◆ **Data shown**:
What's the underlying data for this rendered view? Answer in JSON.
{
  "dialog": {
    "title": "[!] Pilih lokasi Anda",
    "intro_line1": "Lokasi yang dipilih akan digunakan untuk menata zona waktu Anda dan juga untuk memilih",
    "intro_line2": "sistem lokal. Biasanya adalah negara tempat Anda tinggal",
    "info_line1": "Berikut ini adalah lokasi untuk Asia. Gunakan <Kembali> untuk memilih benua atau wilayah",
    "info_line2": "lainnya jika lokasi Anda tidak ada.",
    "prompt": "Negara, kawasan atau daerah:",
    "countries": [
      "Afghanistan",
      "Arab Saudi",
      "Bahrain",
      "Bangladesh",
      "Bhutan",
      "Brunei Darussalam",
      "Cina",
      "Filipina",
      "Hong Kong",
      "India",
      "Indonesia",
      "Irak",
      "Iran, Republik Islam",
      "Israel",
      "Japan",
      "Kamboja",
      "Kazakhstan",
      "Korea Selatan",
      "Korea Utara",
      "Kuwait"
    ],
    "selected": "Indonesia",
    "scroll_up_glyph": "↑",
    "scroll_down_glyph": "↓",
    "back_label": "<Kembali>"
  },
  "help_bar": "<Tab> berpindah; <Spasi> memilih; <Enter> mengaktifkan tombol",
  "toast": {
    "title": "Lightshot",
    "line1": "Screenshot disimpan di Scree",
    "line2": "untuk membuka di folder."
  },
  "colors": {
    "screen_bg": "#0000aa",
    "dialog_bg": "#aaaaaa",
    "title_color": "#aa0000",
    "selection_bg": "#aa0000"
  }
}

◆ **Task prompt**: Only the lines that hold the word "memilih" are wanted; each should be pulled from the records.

◆ **Task answer**:
    "intro_line1": "Lokasi yang dipilih akan digunakan untuk menata zona waktu Anda dan juga untuk memilih",
    "info_line1": "Berikut ini adalah lokasi untuk Asia. Gunakan <Kembali> untuk memilih benua atau wilayah",
  "help_bar": "<Tab> berpindah; <Spasi> memilih; <Enter> mengaktifkan tombol",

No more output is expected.